**ABOUT THIS TASK:**
Print the data below again in full, exactly as it stands, with no images.

━━━━━ DATA SHOWN

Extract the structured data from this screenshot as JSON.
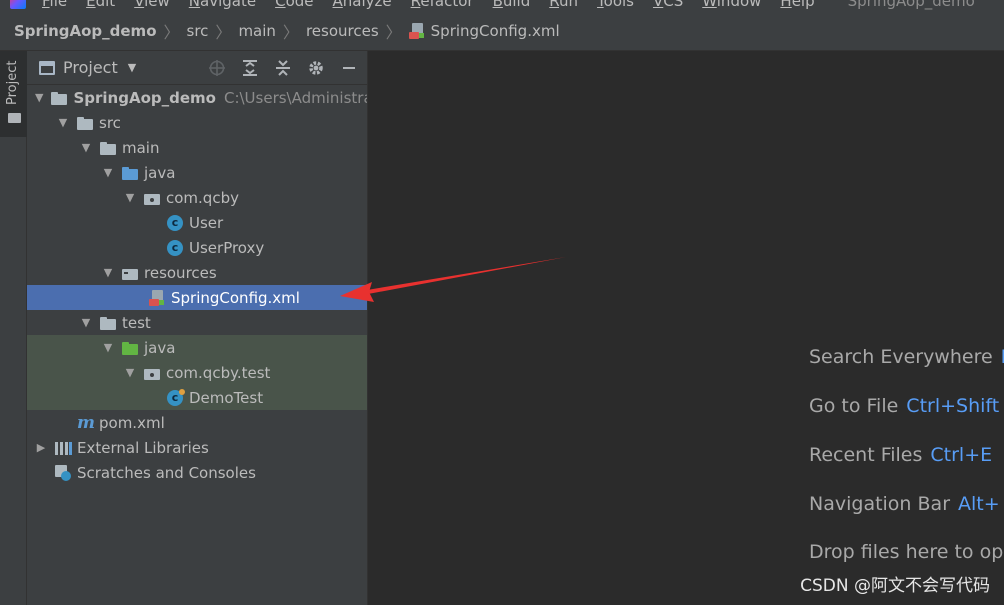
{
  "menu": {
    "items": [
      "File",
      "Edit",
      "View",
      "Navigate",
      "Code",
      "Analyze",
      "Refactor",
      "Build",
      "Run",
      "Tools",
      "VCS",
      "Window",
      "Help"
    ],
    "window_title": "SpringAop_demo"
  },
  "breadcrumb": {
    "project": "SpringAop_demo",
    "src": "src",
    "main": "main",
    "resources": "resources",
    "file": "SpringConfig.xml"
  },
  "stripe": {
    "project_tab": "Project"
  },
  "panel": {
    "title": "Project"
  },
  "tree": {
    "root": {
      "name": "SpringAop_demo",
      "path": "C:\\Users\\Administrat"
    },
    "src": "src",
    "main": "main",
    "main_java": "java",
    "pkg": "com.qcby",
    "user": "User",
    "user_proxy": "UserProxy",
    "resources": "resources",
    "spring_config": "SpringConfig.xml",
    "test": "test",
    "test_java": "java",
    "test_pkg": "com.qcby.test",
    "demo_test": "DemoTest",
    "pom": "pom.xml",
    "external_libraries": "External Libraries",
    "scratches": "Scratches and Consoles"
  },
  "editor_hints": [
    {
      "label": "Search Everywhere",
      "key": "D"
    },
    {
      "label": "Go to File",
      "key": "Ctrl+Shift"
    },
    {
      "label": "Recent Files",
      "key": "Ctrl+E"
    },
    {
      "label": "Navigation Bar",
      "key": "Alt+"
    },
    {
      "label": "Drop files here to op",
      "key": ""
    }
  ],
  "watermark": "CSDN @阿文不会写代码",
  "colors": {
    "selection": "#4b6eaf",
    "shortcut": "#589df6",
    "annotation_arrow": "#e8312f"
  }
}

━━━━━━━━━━

**RESPONSE FOR THIS EXERCISE:**
Extract the structured data from this screenshot as JSON.
{
  "menu": {
    "items": [
      "File",
      "Edit",
      "View",
      "Navigate",
      "Code",
      "Analyze",
      "Refactor",
      "Build",
      "Run",
      "Tools",
      "VCS",
      "Window",
      "Help"
    ],
    "window_title": "SpringAop_demo"
  },
  "breadcrumb": {
    "project": "SpringAop_demo",
    "src": "src",
    "main": "main",
    "resources": "resources",
    "file": "SpringConfig.xml"
  },
  "stripe": {
    "project_tab": "Project"
  },
  "panel": {
    "title": "Project"
  },
  "tree": {
    "root": {
      "name": "SpringAop_demo",
      "path": "C:\\Users\\Administrat"
    },
    "src": "src",
    "main": "main",
    "main_java": "java",
    "pkg": "com.qcby",
    "user": "User",
    "user_proxy": "UserProxy",
    "resources": "resources",
    "spring_config": "SpringConfig.xml",
    "test": "test",
    "test_java": "java",
    "test_pkg": "com.qcby.test",
    "demo_test": "DemoTest",
    "pom": "pom.xml",
    "external_libraries": "External Libraries",
    "scratches": "Scratches and Consoles"
  },
  "editor_hints": [
    {
      "label": "Search Everywhere",
      "key": "D"
    },
    {
      "label": "Go to File",
      "key": "Ctrl+Shift"
    },
    {
      "label": "Recent Files",
      "key": "Ctrl+E"
    },
    {
      "label": "Navigation Bar",
      "key": "Alt+"
    },
    {
      "label": "Drop files here to op",
      "key": ""
    }
  ],
  "watermark": "CSDN @阿文不会写代码",
  "colors": {
    "selection": "#4b6eaf",
    "shortcut": "#589df6",
    "annotation_arrow": "#e8312f"
  }
}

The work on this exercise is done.